(Web page and app entries)
———

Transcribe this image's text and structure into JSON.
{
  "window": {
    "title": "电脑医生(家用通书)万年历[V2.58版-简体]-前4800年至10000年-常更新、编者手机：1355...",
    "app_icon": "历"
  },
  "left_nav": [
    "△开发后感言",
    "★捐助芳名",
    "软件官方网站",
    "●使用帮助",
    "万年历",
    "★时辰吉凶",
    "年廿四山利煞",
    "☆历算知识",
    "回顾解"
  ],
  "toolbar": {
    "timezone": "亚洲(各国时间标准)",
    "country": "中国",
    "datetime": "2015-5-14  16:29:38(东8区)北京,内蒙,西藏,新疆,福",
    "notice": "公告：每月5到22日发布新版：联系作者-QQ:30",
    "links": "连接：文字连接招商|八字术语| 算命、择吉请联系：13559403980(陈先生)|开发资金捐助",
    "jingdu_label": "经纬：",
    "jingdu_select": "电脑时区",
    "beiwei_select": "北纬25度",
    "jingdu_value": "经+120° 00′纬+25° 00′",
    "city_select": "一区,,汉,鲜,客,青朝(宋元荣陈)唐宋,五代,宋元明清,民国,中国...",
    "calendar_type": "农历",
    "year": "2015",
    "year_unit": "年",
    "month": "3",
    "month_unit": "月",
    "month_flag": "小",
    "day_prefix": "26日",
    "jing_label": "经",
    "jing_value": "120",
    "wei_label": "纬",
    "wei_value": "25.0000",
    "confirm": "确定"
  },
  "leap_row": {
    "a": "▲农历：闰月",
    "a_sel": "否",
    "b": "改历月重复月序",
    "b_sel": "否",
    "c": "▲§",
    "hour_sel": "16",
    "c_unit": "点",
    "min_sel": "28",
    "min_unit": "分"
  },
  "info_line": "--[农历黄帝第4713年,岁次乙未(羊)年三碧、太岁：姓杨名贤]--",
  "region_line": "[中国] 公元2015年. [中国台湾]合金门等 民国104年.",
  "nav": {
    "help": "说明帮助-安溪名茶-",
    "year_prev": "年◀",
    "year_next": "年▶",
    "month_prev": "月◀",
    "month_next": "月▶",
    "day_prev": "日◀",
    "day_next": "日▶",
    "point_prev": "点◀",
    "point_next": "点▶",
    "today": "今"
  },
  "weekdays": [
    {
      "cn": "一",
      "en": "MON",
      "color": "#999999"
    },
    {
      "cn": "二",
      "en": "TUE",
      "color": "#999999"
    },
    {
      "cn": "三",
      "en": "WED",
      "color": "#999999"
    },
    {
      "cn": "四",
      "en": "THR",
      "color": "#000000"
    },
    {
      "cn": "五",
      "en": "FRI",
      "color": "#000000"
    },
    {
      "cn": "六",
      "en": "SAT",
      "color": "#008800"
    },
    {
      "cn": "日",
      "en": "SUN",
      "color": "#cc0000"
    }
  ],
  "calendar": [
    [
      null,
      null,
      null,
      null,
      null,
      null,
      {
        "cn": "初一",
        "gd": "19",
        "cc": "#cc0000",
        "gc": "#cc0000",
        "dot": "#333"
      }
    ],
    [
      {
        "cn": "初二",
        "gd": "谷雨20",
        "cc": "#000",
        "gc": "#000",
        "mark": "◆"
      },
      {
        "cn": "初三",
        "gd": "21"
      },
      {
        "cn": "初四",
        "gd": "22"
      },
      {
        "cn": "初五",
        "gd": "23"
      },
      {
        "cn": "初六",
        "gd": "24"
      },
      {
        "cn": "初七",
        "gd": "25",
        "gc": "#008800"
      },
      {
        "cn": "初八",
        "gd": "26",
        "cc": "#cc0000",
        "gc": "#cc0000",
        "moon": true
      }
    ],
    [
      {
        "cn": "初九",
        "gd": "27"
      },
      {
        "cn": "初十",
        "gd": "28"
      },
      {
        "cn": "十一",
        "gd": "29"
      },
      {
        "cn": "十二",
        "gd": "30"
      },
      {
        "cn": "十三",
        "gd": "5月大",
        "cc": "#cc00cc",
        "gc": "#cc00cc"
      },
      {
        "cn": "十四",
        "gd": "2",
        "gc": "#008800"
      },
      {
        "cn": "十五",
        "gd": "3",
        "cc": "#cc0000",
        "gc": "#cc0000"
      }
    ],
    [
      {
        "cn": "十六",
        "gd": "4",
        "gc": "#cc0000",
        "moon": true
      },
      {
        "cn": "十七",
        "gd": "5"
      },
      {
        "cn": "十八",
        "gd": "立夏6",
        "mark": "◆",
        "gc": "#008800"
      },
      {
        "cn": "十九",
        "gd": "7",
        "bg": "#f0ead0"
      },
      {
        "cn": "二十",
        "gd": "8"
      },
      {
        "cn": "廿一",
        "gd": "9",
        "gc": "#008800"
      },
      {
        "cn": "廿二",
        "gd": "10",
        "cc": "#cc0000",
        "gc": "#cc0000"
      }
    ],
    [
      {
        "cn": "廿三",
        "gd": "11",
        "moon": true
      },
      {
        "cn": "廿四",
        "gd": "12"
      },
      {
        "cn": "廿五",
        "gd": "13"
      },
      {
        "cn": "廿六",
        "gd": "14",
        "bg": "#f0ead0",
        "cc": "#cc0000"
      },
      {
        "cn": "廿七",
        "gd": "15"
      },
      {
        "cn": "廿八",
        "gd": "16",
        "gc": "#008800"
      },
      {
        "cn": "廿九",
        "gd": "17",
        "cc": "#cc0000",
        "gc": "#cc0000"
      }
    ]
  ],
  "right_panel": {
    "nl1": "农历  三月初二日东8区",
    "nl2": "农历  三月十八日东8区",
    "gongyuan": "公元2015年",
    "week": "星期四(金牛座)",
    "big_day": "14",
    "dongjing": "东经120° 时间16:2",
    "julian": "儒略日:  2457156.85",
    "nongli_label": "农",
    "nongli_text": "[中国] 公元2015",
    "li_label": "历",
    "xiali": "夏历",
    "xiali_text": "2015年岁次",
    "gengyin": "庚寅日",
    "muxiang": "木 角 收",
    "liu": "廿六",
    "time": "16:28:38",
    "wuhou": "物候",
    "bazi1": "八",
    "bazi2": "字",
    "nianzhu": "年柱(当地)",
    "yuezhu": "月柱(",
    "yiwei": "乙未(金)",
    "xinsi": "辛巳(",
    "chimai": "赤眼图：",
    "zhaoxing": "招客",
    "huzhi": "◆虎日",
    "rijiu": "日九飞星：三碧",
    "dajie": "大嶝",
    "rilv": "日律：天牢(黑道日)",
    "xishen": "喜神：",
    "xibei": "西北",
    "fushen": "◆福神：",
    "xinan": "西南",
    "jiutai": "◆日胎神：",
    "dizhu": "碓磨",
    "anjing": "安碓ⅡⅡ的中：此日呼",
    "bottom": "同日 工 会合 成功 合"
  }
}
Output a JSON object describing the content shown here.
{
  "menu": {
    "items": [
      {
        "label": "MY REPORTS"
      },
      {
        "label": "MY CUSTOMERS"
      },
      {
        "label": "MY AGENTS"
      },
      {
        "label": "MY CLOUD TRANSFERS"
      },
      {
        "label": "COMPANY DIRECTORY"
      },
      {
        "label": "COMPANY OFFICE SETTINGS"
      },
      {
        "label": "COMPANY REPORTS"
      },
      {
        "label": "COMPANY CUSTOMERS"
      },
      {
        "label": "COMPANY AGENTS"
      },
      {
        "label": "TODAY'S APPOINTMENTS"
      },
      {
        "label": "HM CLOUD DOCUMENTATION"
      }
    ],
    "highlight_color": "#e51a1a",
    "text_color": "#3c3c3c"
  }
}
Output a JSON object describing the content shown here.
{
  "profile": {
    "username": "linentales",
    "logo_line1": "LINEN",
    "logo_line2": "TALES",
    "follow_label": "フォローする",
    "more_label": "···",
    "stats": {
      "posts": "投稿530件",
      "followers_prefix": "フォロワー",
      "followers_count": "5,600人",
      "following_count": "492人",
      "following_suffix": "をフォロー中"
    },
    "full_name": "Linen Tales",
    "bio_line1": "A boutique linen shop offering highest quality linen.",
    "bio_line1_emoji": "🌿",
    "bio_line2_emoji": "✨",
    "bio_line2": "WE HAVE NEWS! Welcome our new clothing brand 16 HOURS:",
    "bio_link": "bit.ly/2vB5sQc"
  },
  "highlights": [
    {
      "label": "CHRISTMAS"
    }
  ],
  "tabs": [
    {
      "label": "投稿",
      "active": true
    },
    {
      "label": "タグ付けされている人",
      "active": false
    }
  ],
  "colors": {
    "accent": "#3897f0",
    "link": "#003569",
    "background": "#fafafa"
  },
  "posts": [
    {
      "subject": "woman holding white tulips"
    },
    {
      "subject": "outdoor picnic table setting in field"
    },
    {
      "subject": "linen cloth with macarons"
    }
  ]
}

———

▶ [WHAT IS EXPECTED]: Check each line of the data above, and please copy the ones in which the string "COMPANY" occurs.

▶ [RESULT OF THIS EXERCISE]:
        "label": "COMPANY DIRECTORY"
        "label": "COMPANY OFFICE SETTINGS"
        "label": "COMPANY REPORTS"
        "label": "COMPANY CUSTOMERS"
        "label": "COMPANY AGENTS"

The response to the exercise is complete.